Throughout my life, I’ve always dreamed about the prospect of working with creative people in the performing arts industry. As a Theatre major, live performance and the process of creation have always been huge parts of my life. However, I’ve also leaned towards the more scholarly and detail-oriented side of everything, which is where my Public Relations degree has come in handy. It wasn’t until my time as a Performing Arts Administration Intern at the Massachusetts Museum of Contemporary Art (more commonly known as MASS MoCA) that I was finally able to put a name on what I wanted to do; company management.
MASS MoCA’s internship program at times can be completely surreal. At no point have I ever felt like just another intern coming through to work temporarily. The staff at MoCA truly take the time to personalize your experience at the company and appreciate people for who they are. With a $150 stipend per week and provided intern housing with included utilities, the museum does the best they can to provide the interns with everything they need during their time working at the institution. This summer we have interns coming from all around the United States, so the benefits allow people from all over to take part in the experience. Located in the artistically saturated region of the Berkshire mountains, home of Williamstown Theatre Festival, Jacob’s Pillow Dance Festival, the Williams College Museum of Art, and the Clark Institute, MASS MoCA is a non-profit that truly invests not in itself but in the development of the arts industry. I found myself in the process truly feeling like I was contributing to the creation of something.

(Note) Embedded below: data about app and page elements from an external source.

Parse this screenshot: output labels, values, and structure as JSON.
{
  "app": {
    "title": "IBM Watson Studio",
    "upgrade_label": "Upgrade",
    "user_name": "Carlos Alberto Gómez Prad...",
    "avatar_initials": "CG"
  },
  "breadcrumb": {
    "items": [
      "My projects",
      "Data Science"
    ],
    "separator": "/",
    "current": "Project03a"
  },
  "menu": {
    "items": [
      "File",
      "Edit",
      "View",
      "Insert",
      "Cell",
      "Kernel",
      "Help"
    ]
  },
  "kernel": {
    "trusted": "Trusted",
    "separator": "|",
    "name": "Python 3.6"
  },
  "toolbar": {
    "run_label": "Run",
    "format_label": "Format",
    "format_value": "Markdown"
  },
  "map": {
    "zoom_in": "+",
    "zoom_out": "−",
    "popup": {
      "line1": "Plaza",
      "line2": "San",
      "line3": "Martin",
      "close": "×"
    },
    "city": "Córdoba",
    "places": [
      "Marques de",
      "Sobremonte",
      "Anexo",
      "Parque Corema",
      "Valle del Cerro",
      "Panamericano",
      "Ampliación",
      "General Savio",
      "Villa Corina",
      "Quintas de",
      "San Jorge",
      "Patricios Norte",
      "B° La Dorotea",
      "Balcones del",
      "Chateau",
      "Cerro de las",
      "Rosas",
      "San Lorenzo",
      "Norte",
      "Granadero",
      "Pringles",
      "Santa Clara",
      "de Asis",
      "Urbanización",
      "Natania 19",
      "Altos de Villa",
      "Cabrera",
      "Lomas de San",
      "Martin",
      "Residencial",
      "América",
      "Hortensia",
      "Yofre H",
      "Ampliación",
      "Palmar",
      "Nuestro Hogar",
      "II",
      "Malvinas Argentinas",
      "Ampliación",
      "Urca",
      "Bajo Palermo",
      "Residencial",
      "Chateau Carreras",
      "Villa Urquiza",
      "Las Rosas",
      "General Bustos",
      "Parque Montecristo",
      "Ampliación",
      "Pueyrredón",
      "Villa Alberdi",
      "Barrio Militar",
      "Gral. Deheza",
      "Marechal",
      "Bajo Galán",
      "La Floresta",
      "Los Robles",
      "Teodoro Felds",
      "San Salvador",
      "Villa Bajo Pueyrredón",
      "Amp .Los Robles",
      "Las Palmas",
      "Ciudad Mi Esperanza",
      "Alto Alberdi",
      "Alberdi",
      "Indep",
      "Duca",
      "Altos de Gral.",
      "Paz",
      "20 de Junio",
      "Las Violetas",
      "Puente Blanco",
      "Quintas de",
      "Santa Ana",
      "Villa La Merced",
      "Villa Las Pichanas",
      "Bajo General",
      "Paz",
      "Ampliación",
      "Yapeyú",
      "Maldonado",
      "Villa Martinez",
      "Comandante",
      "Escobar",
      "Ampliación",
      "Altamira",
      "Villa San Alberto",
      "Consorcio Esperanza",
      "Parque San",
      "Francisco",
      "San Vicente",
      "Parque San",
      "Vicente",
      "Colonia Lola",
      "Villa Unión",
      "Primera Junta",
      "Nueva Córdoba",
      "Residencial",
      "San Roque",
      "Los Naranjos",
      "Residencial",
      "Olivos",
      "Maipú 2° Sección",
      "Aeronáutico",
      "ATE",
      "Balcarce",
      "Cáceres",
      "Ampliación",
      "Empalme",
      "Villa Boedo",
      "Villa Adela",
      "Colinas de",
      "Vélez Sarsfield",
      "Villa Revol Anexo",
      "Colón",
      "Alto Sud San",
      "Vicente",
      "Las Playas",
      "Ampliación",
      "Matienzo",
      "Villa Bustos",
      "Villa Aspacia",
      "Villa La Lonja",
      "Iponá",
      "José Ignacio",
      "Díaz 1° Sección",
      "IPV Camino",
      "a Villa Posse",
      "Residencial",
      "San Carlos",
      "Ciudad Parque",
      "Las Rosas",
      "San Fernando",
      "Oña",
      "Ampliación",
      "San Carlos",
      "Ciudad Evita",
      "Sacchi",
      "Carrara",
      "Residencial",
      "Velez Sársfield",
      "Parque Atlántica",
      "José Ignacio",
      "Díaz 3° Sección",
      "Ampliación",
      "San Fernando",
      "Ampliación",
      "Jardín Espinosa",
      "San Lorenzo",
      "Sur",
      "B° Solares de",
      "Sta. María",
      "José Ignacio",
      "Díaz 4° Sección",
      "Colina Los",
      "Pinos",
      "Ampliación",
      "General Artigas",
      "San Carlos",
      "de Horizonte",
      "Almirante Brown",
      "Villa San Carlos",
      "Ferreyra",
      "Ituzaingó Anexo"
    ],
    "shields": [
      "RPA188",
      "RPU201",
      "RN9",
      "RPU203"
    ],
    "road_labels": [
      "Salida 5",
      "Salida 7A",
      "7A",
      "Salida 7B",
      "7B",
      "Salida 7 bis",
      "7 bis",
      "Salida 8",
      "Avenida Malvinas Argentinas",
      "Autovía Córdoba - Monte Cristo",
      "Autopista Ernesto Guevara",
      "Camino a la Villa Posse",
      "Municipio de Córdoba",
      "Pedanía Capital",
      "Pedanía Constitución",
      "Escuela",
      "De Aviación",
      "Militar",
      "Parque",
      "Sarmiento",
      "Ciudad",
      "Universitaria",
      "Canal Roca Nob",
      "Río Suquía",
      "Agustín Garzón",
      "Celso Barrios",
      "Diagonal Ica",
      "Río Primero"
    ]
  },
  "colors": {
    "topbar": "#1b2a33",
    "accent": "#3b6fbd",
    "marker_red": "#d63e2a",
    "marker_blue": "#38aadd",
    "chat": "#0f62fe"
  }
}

I loved walking into work every day not knowing what my day would look like. I had a wide range of responsibilities including stocking green rooms, shopping for artist hospitality, transporting performers in company vehicles from the airport, writing programs for upcoming arts events, and acting as house manager for large-scale events. I learned so much about company management and event logistics. The first time I was able to read artist riders and contracts, I spent probably an hour just flipping through the binder. Them giving an intern those kinds of responsibilities and experiences was truly more than I could’ve hoped for. Not only that, but I got to interact with the educational aspect of the museum as well. As an intern at MASS MoCA, you are required to give museum tours to the public. The first few weeks were full of curatorial training with museum staff, where we were taught the fine details about the work of Sol LeWitt, Louise Bourgeois, Jenny Holzer, James Turrell, Anselm Kiefer, and so much more. While the beginning had me stressing about these public tours, by the end of the summer I was being asked if I was an art history major.
My absolute favorite part of the internship was working with the artists and getting to talk to various musicians about their work. I had the pleasure of meeting artists like Ray LaMontagne, Courtney Barnett, the guys from Grizzly Bear, and Debbie Harry as well as the rest of Blondie. Through Bang on a Can Summer Music Festival, I developed not only professional relationships with renowned musicians but friendships as well. My work helping implement elements of the festival fostered a creative environment where art and compositions could be created. Watching it all come together during the Marathon, a whopping 6-hours of orchestral music, was the best reward.
Courtney Barnett playing live in Courtyard C on July 12, 2018
My summer at MASS MoCA will stay with me for the rest of my life. There are so many people in that organization I cannot thank enough. I highly recommend that intern experience for anyone that hopes to pursue a career in the arts. My biggest takeaway that can be passed along: Don’t be afraid to create new experiences. If the opportunity is allowing you to relocate for minimal cost, go for it and see what you find. During internship interviews, be the most authentic version of yourself you can present. I read in an instant that my future colleagues had a sense of humor and a genuine nature to the way they operated, so I reciprocated that. Not only did it prove to be a good interview, but I couldn’t stop smiling the rest of the day because of how the interview went. In the professional world, you shouldn’t be afraid to be who you are.